Collected data:
◆ ◆ ◆ ◆ ◆ ◆ ◆

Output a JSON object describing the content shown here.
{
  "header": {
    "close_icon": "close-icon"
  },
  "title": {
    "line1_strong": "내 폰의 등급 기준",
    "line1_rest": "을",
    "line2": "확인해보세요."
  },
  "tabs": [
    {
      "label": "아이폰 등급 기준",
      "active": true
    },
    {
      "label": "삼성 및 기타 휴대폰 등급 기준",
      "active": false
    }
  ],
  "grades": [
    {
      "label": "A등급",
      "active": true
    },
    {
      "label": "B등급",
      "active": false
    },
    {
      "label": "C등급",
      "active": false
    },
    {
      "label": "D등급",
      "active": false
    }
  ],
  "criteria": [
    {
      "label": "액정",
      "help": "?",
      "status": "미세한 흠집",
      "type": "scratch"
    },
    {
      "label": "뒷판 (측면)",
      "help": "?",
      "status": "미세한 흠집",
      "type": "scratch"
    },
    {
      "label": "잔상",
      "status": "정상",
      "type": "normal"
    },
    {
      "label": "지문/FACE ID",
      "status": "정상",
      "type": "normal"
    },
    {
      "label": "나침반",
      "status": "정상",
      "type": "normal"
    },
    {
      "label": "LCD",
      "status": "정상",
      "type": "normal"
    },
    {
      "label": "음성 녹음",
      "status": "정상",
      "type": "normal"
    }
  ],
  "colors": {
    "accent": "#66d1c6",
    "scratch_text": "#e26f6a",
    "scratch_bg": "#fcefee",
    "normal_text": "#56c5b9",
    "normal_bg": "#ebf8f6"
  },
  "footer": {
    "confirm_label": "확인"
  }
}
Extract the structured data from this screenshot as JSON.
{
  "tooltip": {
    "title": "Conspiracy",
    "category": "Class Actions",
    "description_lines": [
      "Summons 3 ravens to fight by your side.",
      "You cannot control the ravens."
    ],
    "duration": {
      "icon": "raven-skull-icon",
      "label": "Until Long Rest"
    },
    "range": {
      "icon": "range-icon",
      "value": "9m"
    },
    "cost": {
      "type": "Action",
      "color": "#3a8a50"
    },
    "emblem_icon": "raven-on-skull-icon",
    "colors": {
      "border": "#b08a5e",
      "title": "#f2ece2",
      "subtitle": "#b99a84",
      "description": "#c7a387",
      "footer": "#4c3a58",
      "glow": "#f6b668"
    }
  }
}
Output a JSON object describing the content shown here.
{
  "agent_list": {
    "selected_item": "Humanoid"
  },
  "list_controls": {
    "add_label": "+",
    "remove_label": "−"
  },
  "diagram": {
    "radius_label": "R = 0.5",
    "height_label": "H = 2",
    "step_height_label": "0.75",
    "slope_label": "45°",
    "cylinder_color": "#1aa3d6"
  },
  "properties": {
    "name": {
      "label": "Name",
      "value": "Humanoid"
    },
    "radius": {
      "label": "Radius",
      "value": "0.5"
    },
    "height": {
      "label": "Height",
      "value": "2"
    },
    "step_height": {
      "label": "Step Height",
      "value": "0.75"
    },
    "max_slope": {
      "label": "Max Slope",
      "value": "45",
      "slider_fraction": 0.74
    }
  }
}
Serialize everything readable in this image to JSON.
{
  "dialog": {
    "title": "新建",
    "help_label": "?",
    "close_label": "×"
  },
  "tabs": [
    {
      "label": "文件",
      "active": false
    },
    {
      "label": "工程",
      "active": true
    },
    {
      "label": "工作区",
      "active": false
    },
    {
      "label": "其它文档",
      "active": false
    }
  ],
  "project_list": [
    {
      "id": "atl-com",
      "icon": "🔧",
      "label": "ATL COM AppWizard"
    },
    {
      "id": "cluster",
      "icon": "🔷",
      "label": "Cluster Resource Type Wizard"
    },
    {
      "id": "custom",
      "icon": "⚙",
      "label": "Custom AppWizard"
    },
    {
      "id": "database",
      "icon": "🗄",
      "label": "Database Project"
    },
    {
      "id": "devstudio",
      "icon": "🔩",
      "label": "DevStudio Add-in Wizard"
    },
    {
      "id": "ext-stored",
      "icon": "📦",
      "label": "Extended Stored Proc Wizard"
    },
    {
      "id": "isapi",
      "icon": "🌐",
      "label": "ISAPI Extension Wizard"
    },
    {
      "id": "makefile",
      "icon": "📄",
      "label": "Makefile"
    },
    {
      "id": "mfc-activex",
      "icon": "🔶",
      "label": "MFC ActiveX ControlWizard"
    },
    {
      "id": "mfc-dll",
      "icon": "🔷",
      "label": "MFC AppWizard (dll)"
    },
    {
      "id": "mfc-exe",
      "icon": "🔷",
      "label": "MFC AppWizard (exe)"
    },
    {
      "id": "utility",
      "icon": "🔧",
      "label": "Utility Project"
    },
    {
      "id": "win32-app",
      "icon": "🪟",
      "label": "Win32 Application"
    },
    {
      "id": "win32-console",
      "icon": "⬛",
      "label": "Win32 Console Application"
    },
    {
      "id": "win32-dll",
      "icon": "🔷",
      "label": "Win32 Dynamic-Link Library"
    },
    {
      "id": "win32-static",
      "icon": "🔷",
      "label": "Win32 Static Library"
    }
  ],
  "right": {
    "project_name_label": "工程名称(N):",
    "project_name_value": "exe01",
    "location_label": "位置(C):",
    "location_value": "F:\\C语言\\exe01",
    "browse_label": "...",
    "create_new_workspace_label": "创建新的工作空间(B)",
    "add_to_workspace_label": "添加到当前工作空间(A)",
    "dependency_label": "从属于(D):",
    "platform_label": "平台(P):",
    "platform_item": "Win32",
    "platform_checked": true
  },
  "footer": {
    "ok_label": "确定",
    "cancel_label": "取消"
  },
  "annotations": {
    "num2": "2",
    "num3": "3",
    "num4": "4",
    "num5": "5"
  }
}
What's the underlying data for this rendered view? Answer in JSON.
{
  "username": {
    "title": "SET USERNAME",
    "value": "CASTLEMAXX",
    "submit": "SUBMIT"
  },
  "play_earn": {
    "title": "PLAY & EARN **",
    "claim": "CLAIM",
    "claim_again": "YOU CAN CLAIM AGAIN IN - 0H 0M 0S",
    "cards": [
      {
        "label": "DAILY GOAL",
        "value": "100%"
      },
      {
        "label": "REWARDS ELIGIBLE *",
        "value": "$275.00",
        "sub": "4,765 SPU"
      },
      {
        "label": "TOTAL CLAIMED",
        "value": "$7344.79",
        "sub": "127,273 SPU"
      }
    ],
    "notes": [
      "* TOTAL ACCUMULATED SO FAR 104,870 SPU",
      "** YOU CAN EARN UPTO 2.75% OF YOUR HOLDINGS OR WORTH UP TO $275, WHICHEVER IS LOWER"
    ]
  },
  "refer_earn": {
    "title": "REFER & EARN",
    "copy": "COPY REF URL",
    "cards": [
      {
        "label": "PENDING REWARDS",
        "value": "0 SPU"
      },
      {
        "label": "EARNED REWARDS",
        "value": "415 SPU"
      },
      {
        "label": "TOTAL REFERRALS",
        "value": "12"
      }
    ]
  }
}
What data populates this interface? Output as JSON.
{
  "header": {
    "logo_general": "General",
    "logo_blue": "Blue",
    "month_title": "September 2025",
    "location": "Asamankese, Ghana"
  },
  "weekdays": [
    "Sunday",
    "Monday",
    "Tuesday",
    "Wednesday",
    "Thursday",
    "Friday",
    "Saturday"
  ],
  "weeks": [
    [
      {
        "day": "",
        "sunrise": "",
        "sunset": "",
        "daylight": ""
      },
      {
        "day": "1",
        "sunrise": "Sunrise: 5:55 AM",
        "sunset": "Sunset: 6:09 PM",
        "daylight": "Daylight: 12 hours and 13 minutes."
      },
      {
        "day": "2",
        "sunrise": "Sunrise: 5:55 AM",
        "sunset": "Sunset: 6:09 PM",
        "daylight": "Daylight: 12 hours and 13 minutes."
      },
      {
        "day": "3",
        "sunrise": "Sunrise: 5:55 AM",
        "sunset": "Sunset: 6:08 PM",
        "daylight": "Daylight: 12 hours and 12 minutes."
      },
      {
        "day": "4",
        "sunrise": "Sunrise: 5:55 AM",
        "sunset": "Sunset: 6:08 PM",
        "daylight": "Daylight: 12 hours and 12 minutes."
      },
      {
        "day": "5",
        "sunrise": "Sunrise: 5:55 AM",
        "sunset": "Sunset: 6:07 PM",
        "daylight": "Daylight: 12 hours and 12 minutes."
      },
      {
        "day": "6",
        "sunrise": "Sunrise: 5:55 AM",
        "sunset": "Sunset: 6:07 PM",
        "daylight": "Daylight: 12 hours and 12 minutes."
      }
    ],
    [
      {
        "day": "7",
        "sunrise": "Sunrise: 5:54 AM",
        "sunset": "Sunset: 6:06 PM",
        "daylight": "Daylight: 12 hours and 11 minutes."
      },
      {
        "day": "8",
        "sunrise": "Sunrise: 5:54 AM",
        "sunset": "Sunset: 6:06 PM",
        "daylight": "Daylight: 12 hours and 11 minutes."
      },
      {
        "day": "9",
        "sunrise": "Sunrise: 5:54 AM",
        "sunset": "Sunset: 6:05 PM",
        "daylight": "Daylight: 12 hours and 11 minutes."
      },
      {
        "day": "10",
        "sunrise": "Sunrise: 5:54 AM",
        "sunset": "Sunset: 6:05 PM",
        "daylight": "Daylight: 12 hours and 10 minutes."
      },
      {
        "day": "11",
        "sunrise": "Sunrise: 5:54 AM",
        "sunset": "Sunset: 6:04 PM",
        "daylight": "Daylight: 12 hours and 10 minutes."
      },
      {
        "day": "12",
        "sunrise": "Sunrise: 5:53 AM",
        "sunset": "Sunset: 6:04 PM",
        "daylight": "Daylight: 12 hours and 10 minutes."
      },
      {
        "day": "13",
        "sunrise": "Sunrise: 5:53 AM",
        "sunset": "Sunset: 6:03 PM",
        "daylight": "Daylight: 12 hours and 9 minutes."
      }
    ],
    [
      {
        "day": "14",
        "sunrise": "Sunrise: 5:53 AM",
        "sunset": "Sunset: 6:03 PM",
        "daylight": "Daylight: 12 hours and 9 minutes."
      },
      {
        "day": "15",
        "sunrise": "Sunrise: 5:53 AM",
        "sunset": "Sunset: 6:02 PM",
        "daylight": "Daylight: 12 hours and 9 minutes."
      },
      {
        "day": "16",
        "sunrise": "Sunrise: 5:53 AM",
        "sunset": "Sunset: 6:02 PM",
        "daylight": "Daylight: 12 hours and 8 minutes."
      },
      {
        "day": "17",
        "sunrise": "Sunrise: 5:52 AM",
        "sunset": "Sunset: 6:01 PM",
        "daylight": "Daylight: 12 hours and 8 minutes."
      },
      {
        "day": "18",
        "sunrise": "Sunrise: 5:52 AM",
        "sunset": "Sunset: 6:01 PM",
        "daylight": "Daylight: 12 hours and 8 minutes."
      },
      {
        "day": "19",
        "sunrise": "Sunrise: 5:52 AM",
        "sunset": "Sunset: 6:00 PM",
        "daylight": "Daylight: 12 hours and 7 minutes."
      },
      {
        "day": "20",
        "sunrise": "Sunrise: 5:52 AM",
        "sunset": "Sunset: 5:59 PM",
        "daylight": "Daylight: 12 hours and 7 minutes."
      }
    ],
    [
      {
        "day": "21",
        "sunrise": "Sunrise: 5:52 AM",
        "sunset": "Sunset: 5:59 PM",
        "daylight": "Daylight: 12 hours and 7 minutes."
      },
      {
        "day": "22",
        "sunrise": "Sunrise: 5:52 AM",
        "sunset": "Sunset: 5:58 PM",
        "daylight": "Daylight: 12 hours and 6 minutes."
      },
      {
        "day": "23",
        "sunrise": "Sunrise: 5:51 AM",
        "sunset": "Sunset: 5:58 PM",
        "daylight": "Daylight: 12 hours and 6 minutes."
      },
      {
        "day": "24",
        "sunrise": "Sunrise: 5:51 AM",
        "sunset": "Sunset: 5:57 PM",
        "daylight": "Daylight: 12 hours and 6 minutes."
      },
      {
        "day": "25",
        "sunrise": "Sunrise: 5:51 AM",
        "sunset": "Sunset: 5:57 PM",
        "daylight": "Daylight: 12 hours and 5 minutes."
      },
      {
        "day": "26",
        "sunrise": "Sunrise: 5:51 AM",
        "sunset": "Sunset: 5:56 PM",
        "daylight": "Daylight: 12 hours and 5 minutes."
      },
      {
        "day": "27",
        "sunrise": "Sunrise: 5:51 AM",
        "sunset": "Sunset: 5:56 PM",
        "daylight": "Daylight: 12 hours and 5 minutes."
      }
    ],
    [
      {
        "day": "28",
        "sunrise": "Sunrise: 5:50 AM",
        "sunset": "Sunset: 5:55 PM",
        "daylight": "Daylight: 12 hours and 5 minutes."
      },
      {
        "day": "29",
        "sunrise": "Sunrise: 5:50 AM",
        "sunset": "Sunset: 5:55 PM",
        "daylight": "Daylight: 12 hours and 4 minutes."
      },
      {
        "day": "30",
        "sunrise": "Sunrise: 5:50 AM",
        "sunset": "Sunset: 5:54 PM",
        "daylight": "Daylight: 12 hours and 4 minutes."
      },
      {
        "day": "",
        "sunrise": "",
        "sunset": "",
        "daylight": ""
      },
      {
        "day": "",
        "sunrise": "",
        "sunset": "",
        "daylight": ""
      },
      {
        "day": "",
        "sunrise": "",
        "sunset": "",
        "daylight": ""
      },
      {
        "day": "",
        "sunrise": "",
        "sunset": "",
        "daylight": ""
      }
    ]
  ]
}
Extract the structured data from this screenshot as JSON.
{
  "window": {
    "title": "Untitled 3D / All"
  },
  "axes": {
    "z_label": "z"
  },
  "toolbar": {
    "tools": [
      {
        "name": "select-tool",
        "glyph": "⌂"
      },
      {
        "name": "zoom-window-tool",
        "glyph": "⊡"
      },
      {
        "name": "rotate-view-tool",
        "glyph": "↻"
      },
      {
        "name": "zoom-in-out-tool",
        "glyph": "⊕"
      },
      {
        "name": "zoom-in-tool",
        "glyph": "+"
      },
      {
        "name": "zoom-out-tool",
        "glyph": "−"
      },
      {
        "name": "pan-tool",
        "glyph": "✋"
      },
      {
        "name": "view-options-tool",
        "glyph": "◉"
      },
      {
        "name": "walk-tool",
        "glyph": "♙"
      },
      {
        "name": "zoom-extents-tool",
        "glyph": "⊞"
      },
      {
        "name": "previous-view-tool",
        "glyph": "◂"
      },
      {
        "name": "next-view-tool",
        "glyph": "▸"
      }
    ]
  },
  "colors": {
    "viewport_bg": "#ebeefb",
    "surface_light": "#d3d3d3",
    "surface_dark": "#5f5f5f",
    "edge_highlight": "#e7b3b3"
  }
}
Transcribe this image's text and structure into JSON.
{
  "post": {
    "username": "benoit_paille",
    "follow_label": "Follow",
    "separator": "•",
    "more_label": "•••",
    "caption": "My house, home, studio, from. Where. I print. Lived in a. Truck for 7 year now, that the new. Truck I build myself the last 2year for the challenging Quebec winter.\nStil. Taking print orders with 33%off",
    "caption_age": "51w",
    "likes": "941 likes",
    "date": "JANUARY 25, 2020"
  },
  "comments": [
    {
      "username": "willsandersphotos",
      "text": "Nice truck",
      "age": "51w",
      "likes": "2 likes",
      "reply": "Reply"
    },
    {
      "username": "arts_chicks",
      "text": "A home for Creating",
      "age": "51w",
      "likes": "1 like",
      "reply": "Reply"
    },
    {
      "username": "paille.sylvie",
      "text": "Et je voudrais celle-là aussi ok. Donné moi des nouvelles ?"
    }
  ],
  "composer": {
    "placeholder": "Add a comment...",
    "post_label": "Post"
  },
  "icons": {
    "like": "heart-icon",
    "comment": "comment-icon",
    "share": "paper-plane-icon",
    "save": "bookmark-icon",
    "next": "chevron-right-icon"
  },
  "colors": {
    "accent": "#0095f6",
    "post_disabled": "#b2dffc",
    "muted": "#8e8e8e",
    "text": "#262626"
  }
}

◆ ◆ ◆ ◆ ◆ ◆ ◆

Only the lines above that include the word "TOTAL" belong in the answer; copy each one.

§ ANSWER SPACE
        "label": "TOTAL CLAIMED",
      "* TOTAL ACCUMULATED SO FAR 104,870 SPU",
        "label": "TOTAL REFERRALS",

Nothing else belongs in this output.